After 45 years of practice, I am closing my office effective July 31, 2022. I will continue to work from my home on some residual matters; and will be available to do some estate planning and administration, as well as assisting existing clients on smaller matters. However, I want to spend more time with my wife, our children and our grandchildren.

You can reach me by e-mail at; and by phone at 206.686.4466.

I remain grateful for the opportunity to assist my clients over the years. It has been wonderful getting to know you and your families.

– Mark

How to talk to your adult children about your estate plan

by | Apr 17, 2019 | Uncategorized | 0 comments

Estate planning is important for everyone, but it is even more crucial if you have grown children. Your estate plan lays out what you want to leave for your children. The next step you should take is having a discussion about these plans. Having a conversation about money, retirement and end-of-life care is not easy, but it is beneficial. 

Being open and honest about your estate plan will reduce confusion and help your entire family have more peace of mind. Here are some tips for approaching this topic with your children.

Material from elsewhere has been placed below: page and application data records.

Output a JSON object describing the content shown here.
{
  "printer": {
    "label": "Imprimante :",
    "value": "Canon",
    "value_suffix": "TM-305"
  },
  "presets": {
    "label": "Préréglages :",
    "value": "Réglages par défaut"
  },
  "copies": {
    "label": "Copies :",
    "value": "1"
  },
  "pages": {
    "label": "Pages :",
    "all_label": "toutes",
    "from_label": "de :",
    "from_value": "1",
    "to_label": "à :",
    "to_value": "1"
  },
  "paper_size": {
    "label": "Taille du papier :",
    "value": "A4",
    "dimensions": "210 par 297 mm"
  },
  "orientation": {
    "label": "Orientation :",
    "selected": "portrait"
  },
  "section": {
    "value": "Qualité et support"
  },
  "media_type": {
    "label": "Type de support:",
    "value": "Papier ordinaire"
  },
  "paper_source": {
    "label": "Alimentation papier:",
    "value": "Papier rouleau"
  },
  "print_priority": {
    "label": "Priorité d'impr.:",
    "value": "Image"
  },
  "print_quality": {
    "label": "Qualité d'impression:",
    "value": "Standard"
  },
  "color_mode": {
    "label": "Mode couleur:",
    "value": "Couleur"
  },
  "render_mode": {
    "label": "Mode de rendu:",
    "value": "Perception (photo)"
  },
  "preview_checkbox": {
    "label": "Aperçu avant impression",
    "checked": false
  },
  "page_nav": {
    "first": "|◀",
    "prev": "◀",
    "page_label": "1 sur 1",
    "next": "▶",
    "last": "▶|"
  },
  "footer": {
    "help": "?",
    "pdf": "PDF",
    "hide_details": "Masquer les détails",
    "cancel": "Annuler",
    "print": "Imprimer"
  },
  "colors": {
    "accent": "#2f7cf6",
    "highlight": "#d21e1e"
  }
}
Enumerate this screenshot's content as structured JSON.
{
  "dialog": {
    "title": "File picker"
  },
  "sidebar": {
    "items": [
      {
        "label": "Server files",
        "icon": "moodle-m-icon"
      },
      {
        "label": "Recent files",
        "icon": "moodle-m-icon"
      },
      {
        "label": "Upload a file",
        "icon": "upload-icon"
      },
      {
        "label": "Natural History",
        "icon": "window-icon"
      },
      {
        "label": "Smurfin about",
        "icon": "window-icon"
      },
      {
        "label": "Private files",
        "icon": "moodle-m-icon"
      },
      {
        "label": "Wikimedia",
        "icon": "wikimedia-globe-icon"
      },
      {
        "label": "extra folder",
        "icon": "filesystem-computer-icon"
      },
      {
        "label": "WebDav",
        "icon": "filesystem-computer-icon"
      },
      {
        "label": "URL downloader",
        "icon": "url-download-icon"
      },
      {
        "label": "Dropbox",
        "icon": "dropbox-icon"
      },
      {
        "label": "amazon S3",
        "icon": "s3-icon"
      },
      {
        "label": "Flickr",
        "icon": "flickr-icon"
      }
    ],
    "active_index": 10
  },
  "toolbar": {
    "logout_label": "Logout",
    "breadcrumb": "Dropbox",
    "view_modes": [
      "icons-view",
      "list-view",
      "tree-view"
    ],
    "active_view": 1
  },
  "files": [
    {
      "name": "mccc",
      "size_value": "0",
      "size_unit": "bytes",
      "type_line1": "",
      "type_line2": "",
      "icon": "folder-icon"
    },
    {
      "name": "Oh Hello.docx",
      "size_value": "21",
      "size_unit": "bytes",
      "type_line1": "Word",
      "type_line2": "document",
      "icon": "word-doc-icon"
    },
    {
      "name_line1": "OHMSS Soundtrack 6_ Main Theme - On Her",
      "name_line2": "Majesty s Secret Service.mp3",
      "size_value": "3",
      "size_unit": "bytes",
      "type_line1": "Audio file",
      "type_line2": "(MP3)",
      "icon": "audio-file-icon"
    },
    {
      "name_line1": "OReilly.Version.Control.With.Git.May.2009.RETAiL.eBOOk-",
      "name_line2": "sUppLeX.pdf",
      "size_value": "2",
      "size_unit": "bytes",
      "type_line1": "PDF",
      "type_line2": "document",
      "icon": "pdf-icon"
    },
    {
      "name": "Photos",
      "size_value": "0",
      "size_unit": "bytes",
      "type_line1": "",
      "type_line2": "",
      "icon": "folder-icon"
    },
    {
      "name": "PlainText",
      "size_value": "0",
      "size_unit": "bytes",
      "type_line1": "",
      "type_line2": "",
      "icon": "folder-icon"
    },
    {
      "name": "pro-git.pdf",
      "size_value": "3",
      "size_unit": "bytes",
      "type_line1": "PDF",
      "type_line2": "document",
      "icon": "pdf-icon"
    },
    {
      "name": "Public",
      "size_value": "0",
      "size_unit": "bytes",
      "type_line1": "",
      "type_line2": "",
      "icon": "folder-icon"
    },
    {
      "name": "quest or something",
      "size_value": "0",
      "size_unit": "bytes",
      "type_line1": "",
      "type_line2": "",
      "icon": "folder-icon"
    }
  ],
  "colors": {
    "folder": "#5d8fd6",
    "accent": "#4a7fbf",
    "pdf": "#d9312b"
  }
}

Determine what they need to know

While being transparent and truthful is helpful, this does not mean you need to disclose every little detail. Your kids do not need to know exact numbers. Some important information you may consider telling your kids includes the following:

  • The locations of key financial and legal documents
  • Instructions on accessing electronic files
  • The contact information of your attorney and financial planner
  • Who will receive certain assets, such as property, insurance funds and investments

These points are especially vital to discuss if you expect any potential conflict between your children. 

Schedule an in-person meeting, if possible

Inform your children that you wish to have a discussion about your finances and end-of-life plans. Set up a meeting or conference call to have this conversation. You may also want to include any adult grandchildren. If you anticipate problems coming up by meeting as a group, then you may consider having individual meetings. 

Keep it positive

Talking about the end of your life is uncomfortable, but it does not need to leave everyone feeling depressed and conflicted. Keep a positive outlook and steer the conversation towards your goals and love for your family. Depending on your family dynamic and your personality, you may want to use a touch of humor or a faith-based message. Consider ending the conversation with a special dinner at your favorite restaurant or having a classic home-cooked meal.



Do You Have Questions About A Legal Matter?

[nf_tp_form redirect_id=0 form_id=2]